With the smell of BBQ ribs, greens, baked beans and freshly baked brownies filling the air, DeWayne sits at the table in the cafeteria of Harbor House and shares his story. “I came from a good home, and a family of means,” DeWayne said. “When I was younger, I was diagnosed with schizophrenia and I felt so ashamed. I struggled, and at that time couldn’t cope.”
DeWayne says he refused to take his medication because of the stigma attached to his mental illness. So he began self-medicating using drugs and alcohol to cope but spiraled further out of control, or as he jokes, “I fell further down the rabbit hole”.

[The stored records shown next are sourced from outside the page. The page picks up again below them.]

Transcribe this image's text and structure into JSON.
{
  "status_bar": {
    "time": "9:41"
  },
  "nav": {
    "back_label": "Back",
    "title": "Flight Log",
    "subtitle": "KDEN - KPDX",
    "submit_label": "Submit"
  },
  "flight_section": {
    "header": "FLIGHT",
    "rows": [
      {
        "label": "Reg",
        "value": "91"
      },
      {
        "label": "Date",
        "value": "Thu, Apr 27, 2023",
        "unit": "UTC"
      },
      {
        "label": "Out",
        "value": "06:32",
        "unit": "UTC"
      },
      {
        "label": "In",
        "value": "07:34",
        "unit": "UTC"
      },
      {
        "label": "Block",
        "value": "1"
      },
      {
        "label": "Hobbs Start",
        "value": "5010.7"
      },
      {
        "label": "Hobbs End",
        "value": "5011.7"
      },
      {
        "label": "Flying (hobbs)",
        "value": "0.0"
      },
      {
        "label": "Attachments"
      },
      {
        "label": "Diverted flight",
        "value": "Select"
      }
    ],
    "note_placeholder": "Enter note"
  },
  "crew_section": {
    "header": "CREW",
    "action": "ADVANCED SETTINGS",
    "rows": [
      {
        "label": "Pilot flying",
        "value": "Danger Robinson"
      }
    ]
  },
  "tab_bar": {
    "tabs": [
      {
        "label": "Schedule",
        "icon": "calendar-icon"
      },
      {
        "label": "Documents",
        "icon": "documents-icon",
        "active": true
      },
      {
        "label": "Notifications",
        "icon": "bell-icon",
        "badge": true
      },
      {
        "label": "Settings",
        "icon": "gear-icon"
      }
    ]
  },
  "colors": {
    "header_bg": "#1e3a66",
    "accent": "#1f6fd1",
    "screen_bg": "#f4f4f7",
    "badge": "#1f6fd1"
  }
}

When he came to The Salvation Army Harbor House, Jim Chapman, who was the shelter director at the time, helped DeWayne get enrolled into the program. DeWayne remembers getting moved into the dorm and feeling lost, but he quickly became friends with the Lead Cook at the time. The Lead Cook learned that DeWayne not only enjoyed cooking but was a good cook himself. DeWayne started serving in the kitchen as a resident, and soon after began cooking most days. For him, he’d found a calling and a soothing type of therapy.
“Harbor House gave me the tools I needed to get a job, (at An Affair 2 Remember, where he is still employed today) save money and get a place of my own.” DeWayne reminisced, “Deli was my assigned case manager, but Jim Chapman was in the trenches with me and was really everyone’s case manager. He was good at one on one and worked directly with me and helped me so much. I was impressed because Jim didn’t hesitate to do any job that needed to be done at Harbor House. I felt like he truly cared.”

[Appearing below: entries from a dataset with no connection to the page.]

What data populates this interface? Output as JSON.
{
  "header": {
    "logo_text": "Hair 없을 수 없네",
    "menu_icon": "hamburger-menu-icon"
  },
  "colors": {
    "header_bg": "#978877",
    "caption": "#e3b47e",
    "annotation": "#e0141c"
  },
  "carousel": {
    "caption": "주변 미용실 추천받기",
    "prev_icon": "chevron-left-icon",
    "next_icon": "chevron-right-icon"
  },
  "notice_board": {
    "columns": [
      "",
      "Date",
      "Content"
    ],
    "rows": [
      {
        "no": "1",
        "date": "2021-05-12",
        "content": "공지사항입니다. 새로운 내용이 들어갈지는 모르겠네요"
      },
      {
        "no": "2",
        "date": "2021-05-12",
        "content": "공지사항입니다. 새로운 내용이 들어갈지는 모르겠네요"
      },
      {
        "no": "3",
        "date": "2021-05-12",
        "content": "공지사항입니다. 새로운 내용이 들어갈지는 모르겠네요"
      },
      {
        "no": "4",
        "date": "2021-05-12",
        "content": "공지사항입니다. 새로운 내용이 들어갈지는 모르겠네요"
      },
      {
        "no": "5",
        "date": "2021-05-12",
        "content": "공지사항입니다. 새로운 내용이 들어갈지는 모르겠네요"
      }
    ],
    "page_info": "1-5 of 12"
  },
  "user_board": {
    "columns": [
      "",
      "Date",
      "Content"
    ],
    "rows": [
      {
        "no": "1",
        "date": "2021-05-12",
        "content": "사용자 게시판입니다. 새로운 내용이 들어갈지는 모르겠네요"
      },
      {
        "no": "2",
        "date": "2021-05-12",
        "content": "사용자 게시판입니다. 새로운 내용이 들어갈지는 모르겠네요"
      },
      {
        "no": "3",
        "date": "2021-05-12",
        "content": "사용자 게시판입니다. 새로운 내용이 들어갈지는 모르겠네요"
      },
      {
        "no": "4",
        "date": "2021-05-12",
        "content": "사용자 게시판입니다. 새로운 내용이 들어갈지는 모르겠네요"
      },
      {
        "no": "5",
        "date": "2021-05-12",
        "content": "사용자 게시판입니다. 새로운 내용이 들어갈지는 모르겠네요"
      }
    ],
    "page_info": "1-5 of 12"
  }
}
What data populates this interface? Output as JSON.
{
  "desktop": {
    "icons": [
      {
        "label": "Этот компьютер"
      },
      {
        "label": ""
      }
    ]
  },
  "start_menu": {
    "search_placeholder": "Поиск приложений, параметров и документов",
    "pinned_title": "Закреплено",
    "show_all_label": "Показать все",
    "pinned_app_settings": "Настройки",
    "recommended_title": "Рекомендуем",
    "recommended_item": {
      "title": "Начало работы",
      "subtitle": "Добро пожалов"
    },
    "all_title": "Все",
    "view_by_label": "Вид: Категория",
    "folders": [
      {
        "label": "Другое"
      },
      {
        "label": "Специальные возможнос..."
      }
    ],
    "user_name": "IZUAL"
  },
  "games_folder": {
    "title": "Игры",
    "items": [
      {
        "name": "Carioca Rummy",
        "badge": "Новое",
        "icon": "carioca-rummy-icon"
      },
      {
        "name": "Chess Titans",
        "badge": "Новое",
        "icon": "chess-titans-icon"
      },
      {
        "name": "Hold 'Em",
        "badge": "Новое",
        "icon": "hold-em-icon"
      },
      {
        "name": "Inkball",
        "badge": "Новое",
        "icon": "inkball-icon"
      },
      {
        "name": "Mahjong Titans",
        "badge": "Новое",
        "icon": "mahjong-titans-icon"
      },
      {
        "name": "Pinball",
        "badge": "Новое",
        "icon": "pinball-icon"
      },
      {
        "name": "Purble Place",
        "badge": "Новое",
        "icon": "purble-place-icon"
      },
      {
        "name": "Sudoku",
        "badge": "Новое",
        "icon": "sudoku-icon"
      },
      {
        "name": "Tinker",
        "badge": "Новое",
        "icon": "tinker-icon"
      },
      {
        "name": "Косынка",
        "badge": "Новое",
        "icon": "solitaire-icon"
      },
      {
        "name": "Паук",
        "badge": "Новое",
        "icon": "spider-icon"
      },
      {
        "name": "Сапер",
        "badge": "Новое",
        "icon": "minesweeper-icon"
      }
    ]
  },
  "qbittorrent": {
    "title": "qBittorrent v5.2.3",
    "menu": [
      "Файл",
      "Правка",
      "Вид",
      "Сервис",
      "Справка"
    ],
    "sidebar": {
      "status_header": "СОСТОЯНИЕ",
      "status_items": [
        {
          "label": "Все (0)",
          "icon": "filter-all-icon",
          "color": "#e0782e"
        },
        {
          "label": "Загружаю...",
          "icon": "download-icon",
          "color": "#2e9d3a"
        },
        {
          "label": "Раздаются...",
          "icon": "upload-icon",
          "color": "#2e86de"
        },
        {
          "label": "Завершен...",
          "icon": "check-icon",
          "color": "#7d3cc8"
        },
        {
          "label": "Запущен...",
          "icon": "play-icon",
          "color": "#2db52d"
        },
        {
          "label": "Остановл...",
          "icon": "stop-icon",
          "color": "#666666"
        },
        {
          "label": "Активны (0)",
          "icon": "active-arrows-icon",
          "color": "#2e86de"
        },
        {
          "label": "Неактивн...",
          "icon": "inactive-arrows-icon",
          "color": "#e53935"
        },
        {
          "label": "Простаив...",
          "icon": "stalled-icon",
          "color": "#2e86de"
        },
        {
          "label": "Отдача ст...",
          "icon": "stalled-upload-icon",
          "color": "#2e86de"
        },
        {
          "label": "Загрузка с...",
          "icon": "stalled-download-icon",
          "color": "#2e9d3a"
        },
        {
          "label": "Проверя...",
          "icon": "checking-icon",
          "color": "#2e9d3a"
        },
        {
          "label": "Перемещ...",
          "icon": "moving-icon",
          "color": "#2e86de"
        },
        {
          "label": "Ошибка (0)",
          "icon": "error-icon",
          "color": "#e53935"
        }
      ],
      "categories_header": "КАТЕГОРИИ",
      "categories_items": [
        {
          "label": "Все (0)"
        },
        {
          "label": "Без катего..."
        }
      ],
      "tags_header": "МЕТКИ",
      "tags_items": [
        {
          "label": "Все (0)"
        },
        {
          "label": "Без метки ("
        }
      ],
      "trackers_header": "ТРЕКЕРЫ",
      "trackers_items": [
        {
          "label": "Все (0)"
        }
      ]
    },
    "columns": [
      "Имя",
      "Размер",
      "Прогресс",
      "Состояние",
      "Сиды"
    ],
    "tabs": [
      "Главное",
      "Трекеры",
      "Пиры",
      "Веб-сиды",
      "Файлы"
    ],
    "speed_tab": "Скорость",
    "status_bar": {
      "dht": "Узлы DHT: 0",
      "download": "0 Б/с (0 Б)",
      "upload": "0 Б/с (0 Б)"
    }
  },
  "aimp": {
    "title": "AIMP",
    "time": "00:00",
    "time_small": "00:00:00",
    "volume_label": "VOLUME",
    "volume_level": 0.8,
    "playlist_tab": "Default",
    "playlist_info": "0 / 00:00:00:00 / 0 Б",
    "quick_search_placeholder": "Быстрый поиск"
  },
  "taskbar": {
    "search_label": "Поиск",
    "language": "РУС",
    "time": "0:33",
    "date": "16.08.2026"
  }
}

DeWayne shared that his sister picked him up every weekend and took him home to keep him connected with family and every Sunday they attended Sugar Grove Baptist Church.
Speaking fondly DeWayne said, “Harbor House was a safe place where I found myself. They encouraged me to take my meds and to not feel ashamed.” Harbor House staff connected DeWayne with another agency that could help him address his mental illness. The staff also encouraged him to get clean and sober, regroup and realize his self-worth.

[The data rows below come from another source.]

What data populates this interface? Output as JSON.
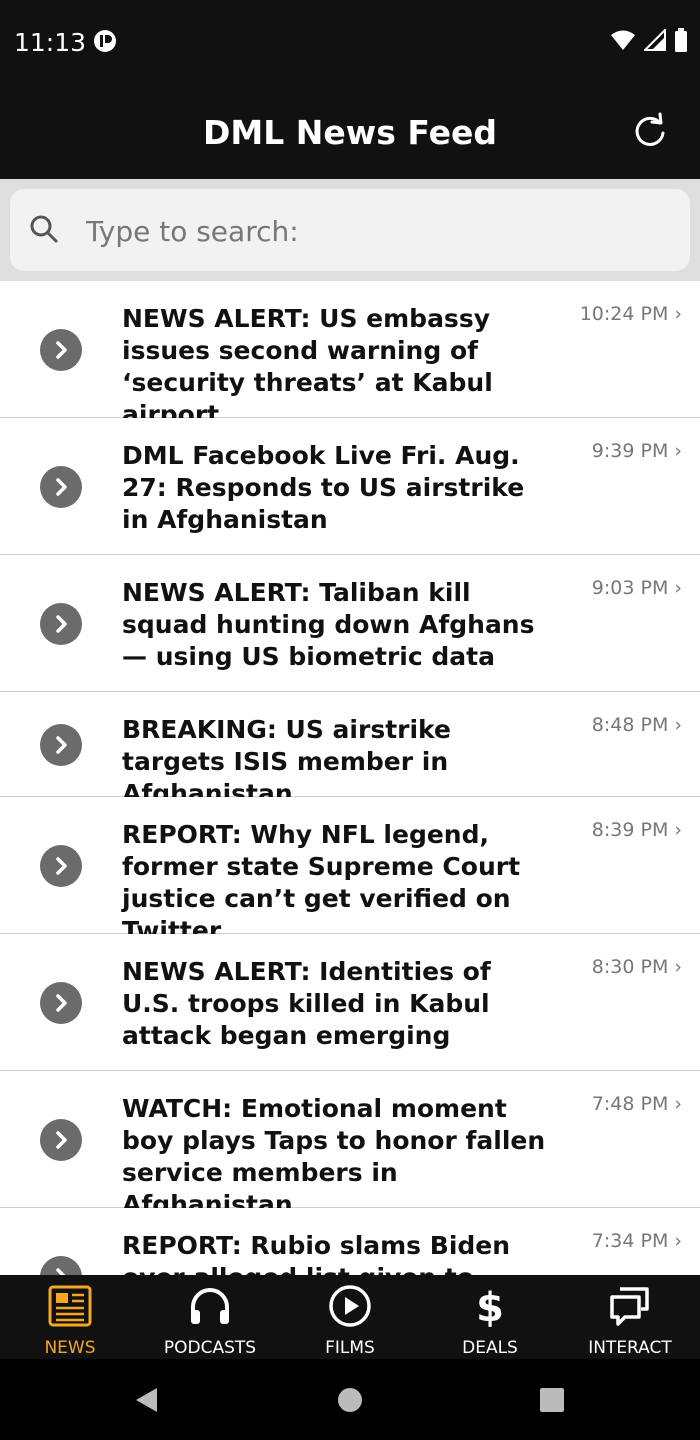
{
  "status_bar": {
    "time": "11:13",
    "app_icon": "app-notification-icon",
    "wifi_icon": "wifi-icon",
    "signal_icon": "cell-signal-icon",
    "battery_icon": "battery-icon"
  },
  "app_bar": {
    "title": "DML News Feed",
    "refresh_icon": "refresh-icon"
  },
  "search": {
    "placeholder": "Type to search:",
    "value": ""
  },
  "news": [
    {
      "headline": "NEWS ALERT: US embassy issues second warning of ‘security threats’ at Kabul airport",
      "time": "10:24 PM ›"
    },
    {
      "headline": "DML Facebook Live Fri. Aug. 27: Responds to US airstrike in Afghanistan",
      "time": "9:39 PM ›"
    },
    {
      "headline": "NEWS ALERT: Taliban kill squad hunting down Afghans — using US biometric data",
      "time": "9:03 PM ›"
    },
    {
      "headline": "BREAKING: US airstrike targets ISIS member in Afghanistan",
      "time": "8:48 PM ›"
    },
    {
      "headline": "REPORT: Why NFL legend, former state Supreme Court justice can’t get verified on Twitter",
      "time": "8:39 PM ›"
    },
    {
      "headline": "NEWS ALERT: Identities of U.S. troops killed in Kabul attack began emerging",
      "time": "8:30 PM ›"
    },
    {
      "headline": "WATCH: Emotional moment boy plays Taps to honor fallen service members in Afghanistan",
      "time": "7:48 PM ›"
    },
    {
      "headline": "REPORT: Rubio slams Biden over alleged list given to Taliban [READ",
      "time": "7:34 PM ›"
    }
  ],
  "bottom_nav": [
    {
      "label": "NEWS",
      "icon": "newspaper-icon",
      "active": true
    },
    {
      "label": "PODCASTS",
      "icon": "headphones-icon",
      "active": false
    },
    {
      "label": "FILMS",
      "icon": "play-circle-icon",
      "active": false
    },
    {
      "label": "DEALS",
      "icon": "dollar-icon",
      "active": false
    },
    {
      "label": "INTERACT",
      "icon": "chat-bubbles-icon",
      "active": false
    }
  ],
  "colors": {
    "bar": "#111111",
    "active_tab": "#f5a623",
    "chevron": "#6b6b6b",
    "time_text": "#777777"
  }
}
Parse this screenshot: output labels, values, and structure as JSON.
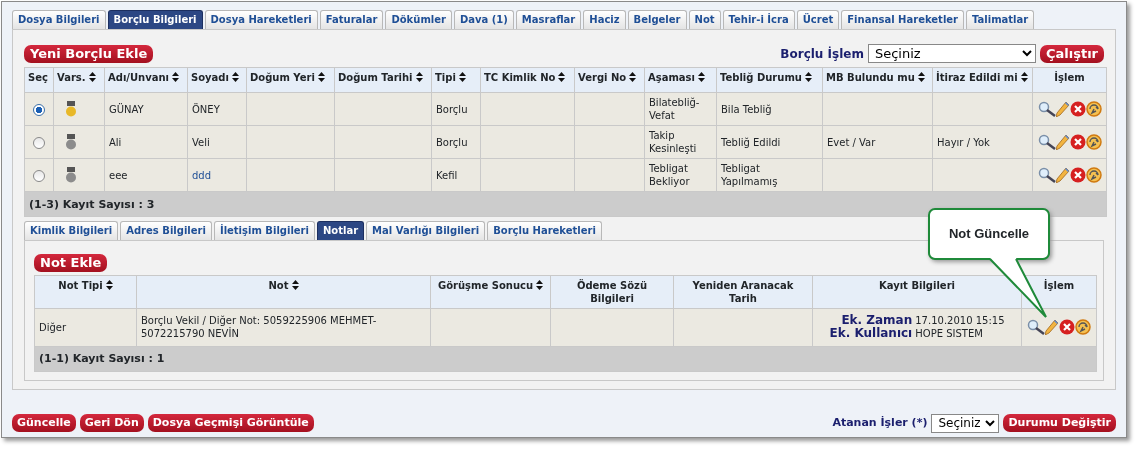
{
  "tabs": [
    {
      "label": "Dosya Bilgileri",
      "selected": false
    },
    {
      "label": "Borçlu Bilgileri",
      "selected": true
    },
    {
      "label": "Dosya Hareketleri",
      "selected": false
    },
    {
      "label": "Faturalar",
      "selected": false
    },
    {
      "label": "Dökümler",
      "selected": false
    },
    {
      "label": "Dava (1)",
      "selected": false
    },
    {
      "label": "Masraflar",
      "selected": false
    },
    {
      "label": "Haciz",
      "selected": false
    },
    {
      "label": "Belgeler",
      "selected": false
    },
    {
      "label": "Not",
      "selected": false
    },
    {
      "label": "Tehir-i İcra",
      "selected": false
    },
    {
      "label": "Ücret",
      "selected": false
    },
    {
      "label": "Finansal Hareketler",
      "selected": false
    },
    {
      "label": "Talimatlar",
      "selected": false
    }
  ],
  "add_debtor_button": "Yeni Borçlu Ekle",
  "debtor_action": {
    "label": "Borçlu İşlem",
    "value": "Seçiniz",
    "button": "Çalıştır"
  },
  "debtors": {
    "columns": [
      {
        "label": "Seç",
        "sortable": false
      },
      {
        "label": "Vars.",
        "sortable": true
      },
      {
        "label": "Adı/Unvanı",
        "sortable": true
      },
      {
        "label": "Soyadı",
        "sortable": true
      },
      {
        "label": "Doğum Yeri",
        "sortable": true
      },
      {
        "label": "Doğum Tarihi",
        "sortable": true
      },
      {
        "label": "Tipi",
        "sortable": true
      },
      {
        "label": "TC Kimlik No",
        "sortable": true
      },
      {
        "label": "Vergi No",
        "sortable": true
      },
      {
        "label": "Aşaması",
        "sortable": true
      },
      {
        "label": "Tebliğ Durumu",
        "sortable": true
      },
      {
        "label": "MB Bulundu mu",
        "sortable": true
      },
      {
        "label": "İtiraz Edildi mi",
        "sortable": true
      },
      {
        "label": "İşlem",
        "sortable": false
      }
    ],
    "rows": [
      {
        "selected": true,
        "color": "#e8b828",
        "name": "GÜNAY",
        "surname": "ÖNEY",
        "type": "Borçlu",
        "stage": "Bilatebliğ-Vefat",
        "notification": "Bila Tebliğ"
      },
      {
        "selected": false,
        "color": "#8c8c8c",
        "name": "Ali",
        "surname": "Veli",
        "type": "Borçlu",
        "stage": "Takip Kesinleşti",
        "notification": "Tebliğ Edildi",
        "mb_found": "Evet / Var",
        "objection": "Hayır / Yok"
      },
      {
        "selected": false,
        "color": "#8c8c8c",
        "name": "eee",
        "surname": "ddd",
        "type": "Kefil",
        "stage": "Tebligat Bekliyor",
        "notification": "Tebligat Yapılmamış"
      }
    ],
    "footer": "(1-3) Kayıt Sayısı : 3"
  },
  "detail_tabs": [
    {
      "label": "Kimlik Bilgileri",
      "selected": false
    },
    {
      "label": "Adres Bilgileri",
      "selected": false
    },
    {
      "label": "İletişim Bilgileri",
      "selected": false
    },
    {
      "label": "Notlar",
      "selected": true
    },
    {
      "label": "Mal Varlığı Bilgileri",
      "selected": false
    },
    {
      "label": "Borçlu Hareketleri",
      "selected": false
    }
  ],
  "notes": {
    "add_button": "Not Ekle",
    "columns": [
      {
        "label": "Not Tipi",
        "sortable": true
      },
      {
        "label": "Not",
        "sortable": true
      },
      {
        "label": "Görüşme Sonucu",
        "sortable": true
      },
      {
        "label": "Ödeme Sözü Bilgileri",
        "sortable": false
      },
      {
        "label": "Yeniden Aranacak Tarih",
        "sortable": false
      },
      {
        "label": "Kayıt Bilgileri",
        "sortable": false
      },
      {
        "label": "İşlem",
        "sortable": false
      }
    ],
    "rows": [
      {
        "note_type": "Diğer",
        "note": "Borçlu Vekil / Diğer Not: 5059225906 MEHMET-5072215790 NEVİN",
        "record": [
          {
            "label": "Ek. Zaman",
            "value": "17.10.2010 15:15"
          },
          {
            "label": "Ek. Kullanıcı",
            "value": "HOPE SISTEM"
          }
        ]
      }
    ],
    "footer": "(1-1) Kayıt Sayısı : 1"
  },
  "callout": "Not Güncelle",
  "bottom_buttons": [
    "Güncelle",
    "Geri Dön",
    "Dosya Geçmişi Görüntüle"
  ],
  "assigned": {
    "label": "Atanan İşler (*)",
    "value": "Seçiniz",
    "button": "Durumu Değiştir"
  }
}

Eight years later, DeWayne is back at Harbor House. Not as a resident, but as the Lead Cook. “Tammy Redden encouraged me to come and work for Harbor House,” DeWayne said. “I put it off and put it off and then finally submitted my application and was hired. So now I work at An Affair 2 Remember and Harbor House doing what I love.”
He said his favorite thing about Harbor House is the camaraderie of people. “There are so many different people that come through the doors and seeing them actually get the help they need… I love being a part of that!”
DeWayne smiled and said, “The Salvation Army saved my life. They lit a fire inside and inspired me.”